x0 is in interaction: 0.2688984990347688
x1 is in interaction: 0.26778914050926556
x2 is in interaction: 0.10167180905369481
We can then calculate the secondorder H measure for H2(x0,…) and H2(x1,…), also for higherorder interactions:
gradient boosting (first result is `sklearn_gbmi`):
('x0', 'x1') 0.3694527407798142 0.3965718336359157
('x0', 'x2') 0.04741546008708799 0.04546491988445405
('x0', 'x1', 'x2') 0.030489287134804244 0.028760391025931864
random forest:
('x0', 'x1') 0.42558760788710415
('x0', 'x2') 0.05978441740731955
('x0', 'x1', 'x2') 0.07713738471773776
And that’s it; a lot of “setup” for a relatively simple payoff, though it does reveal how a deep understanding of the techniques you use is necessary to know in which cases they can fail, as well as the importance of taking a look at implementations to see what exactly they implement and what they do not.
In my search on “white washing” black box models, I discovered the following clever approaches:
 RuleFit: a technique which combines linear models with new features learnt using decision trees that represent interactions
skoperules
: a trade off between the interpretability of a Decision Tree and the modelization power of a Random Forest, which offers a very interesting approach as well aimed at deriving a short list of precise rules

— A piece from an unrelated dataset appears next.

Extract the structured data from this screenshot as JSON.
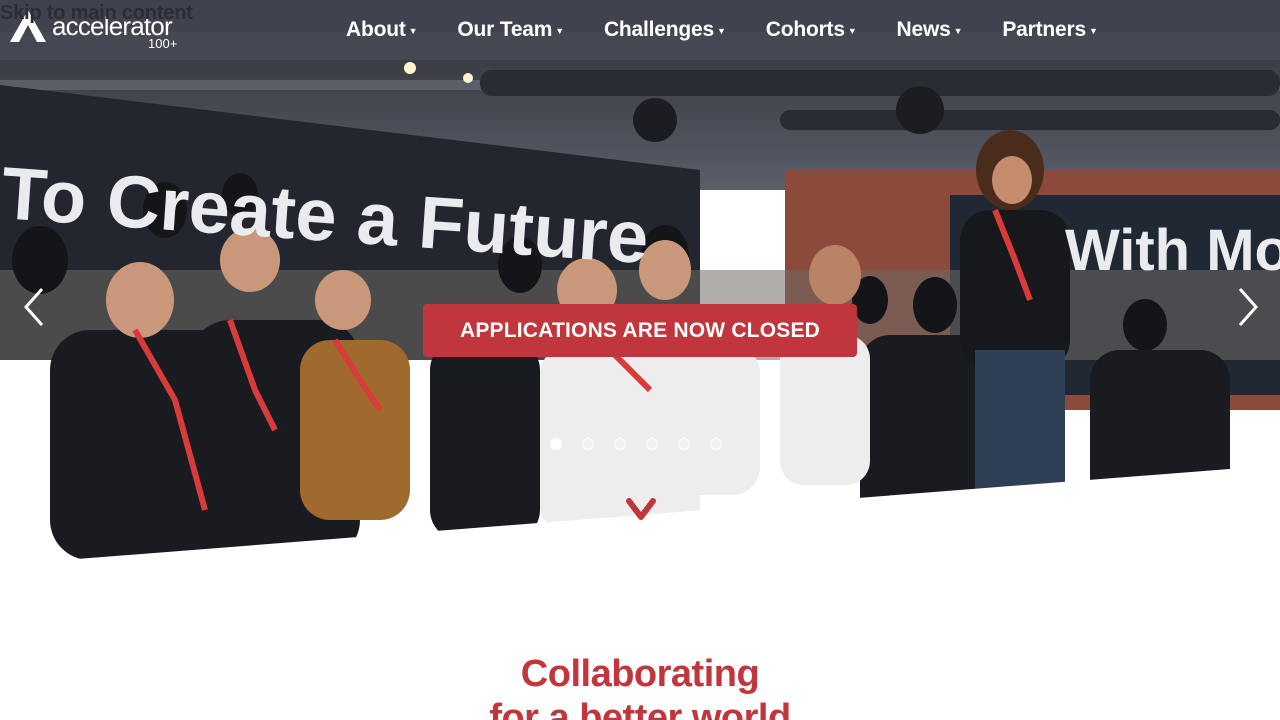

Or in fact any predictive model. ↩

“Deep” being a quip to deep learning, of course. One could argue that the bulk of deep learning consists of (i) extracting very nonlinear effects, (ii) extracting very deep interactions ^{3} and (iii) performing complex feature transformations. ↩

There is a lot of folklore around how deep interactions can go. Some practitioners indicate that everything beyond twoway interactions is either nonexistent or simply a sign of overfitting when working with reallife data. Often the same practitioners who indicate that most data sets are linearly separable anyway. For most industrybased tabular data sets, I’m in fact still inclined to believe them, though exceptions can and do make the rule. ↩